One who’s 100 percent invested in a positive outcome.
And that’s my child himself, taking over my previous role as his own number-one advocate.
How to Teach Your Teen How to Self-Advocate
While I started, teaching my sons to advocate for themselves when they were little, it’s never too late to start.
Here are some key points to focus on when improving self-advocacy.
Start important conversations privately and respectfully.
We spend a lot of time talking about how to best approach authority figures. Usually, it’s best done privately, which could mean hanging around after class, going to office hours, or sending a text or email. And in written messages, begin with “Dear Ms.” or “Hi Mr.” and skip the emojis–you’re not texting your buddy.
It was hard at first, especially for my shy kid; but the more they practiced, the easier it got. By now, it’s become second nature for them to respectfully start conversations with their teachers, coaches, counselors, deans, and even the boss at work.
Know your rights in order to self-advocate effectively.
One of my sons has an Individualized Education Plan (IEP) Since fifth grade, he’s been attending his IEP meetings, and sharing his input on what accommodations work (or don’t work) for him.

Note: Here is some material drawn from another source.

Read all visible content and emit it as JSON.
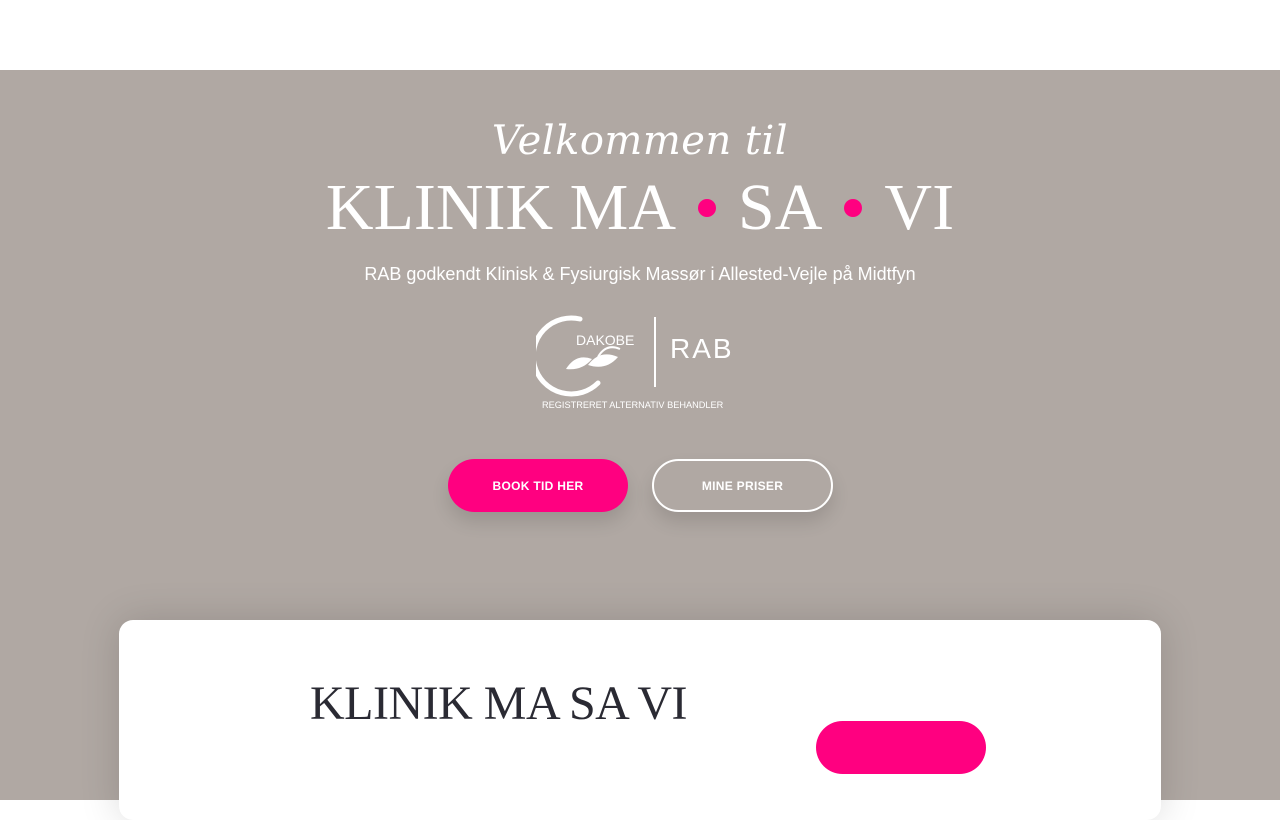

He knows he’s allowed extra time. He also knows he can refuse accommodations and advocated not to be taken out separately for certain testing.
By understanding his rights, he’s become more invested, more willing to speak up, and he’s even advocated for others.

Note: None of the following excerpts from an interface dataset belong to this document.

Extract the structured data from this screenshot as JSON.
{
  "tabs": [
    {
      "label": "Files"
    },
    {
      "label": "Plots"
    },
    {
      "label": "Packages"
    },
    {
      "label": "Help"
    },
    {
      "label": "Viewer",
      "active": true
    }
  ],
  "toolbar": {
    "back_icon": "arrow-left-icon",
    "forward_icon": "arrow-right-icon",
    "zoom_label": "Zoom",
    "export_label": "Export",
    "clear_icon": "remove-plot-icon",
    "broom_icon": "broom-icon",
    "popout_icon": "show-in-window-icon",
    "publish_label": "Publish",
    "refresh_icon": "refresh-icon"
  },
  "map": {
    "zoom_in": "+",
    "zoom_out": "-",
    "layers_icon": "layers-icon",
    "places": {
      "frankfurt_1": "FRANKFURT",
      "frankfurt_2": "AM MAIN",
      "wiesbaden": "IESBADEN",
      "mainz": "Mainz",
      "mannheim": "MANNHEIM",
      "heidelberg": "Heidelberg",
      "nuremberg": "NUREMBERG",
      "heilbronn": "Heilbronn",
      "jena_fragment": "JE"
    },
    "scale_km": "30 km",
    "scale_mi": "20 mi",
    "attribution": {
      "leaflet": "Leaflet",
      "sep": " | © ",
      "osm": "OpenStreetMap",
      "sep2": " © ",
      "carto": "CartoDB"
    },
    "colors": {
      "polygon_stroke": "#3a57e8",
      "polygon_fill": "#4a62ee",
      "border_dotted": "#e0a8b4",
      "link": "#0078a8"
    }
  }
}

Question out of curiosity, not for a better grade.
When you don’t understand or agree with something, resist the impulse to go to your teacher/coach, etc. in anger. And don’t whine, either. Instead, shift to a tone of curiosity and involvement.

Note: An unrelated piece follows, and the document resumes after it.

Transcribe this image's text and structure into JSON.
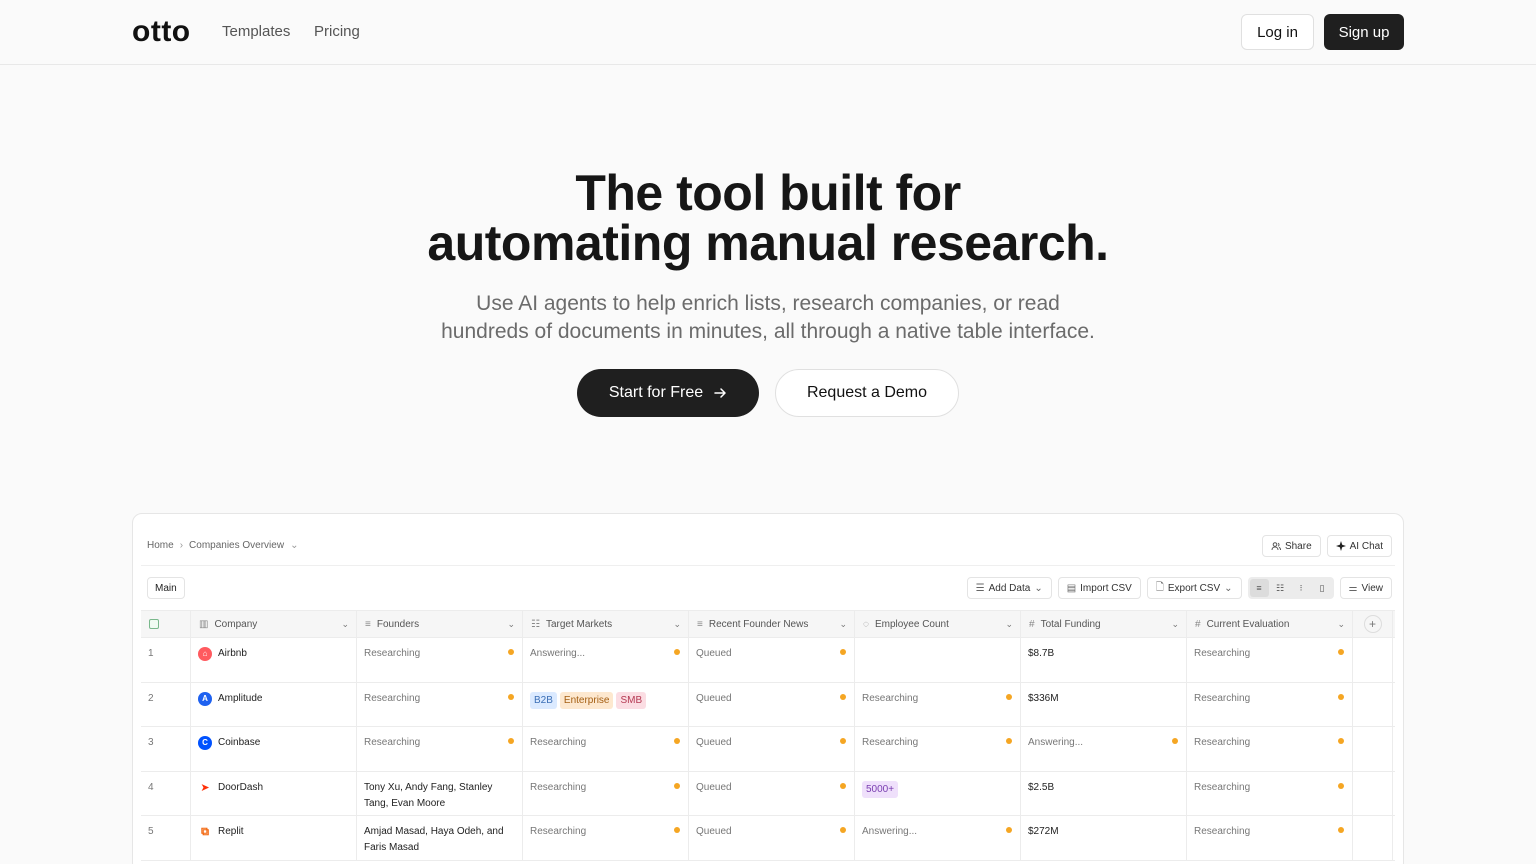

I tell my kids a story about when I was in college. I got a B- on a history paper that I thought was pretty darn good. My TA gave no comments or explanation for the grade, so after class, I simply asked, “How could I have made this better, so I know for next time?”
When you respectfully ask your teacher to clarify a grade, you’re showing that you care, you’re invested in the class, and you want to do better.
And in my case, my TA reviewed the paper and did end up giving me a better grade (though you shouldn’t go in expecting that).
Suggest logical solutions.
As I talked about above, when my son missed out because of something outside of his control, he could have just accepted it. Instead, he thought about it and then put together some logical reasoning and solutions that worked out better for all involved.
The goal is to help your child not be reactionary, and instead rationally discuss how a situation can be improved.
Practice/Roleplay important conversations.
This may feel awkward at first, but practice does make perfect. It’s great to have your teen pretend to have a difficult conversation with you first, before having it with the teacher/coach, etc., particularly if they are feeling emotional. Also provide your child with some phrases that can get them through if they feel flustered such as, “I’m not sure if I’m understanding this right. Is it okay if I come back in the morning to discuss?” or “I appreciate your time, can we set up an appointment so I can talk to you about this.”
We always underscored that our children had the right to speak up for themselves and get the resources they needed to be successful. Needing help or clarification isn’t anything to be embarrassed about and it isn’t being pushy or overstepping your bounds.
Teaching my kids the necessary self-advocacy tools has been priceless during their teenage years. Not only has it made the high school experience a little smoother, but it’s great to watch your student stand up for their best interests.
Because there’s nobody better at knowing what he needs than my son, and it’s great to see him as his own number-one advocate.
This is a contributed post by Jacqueline Miller. When not worrying about her teens, Jacqueline Miller is writing about them. Find her recent work in Parenting Insider or on her website. Follow her on Facebook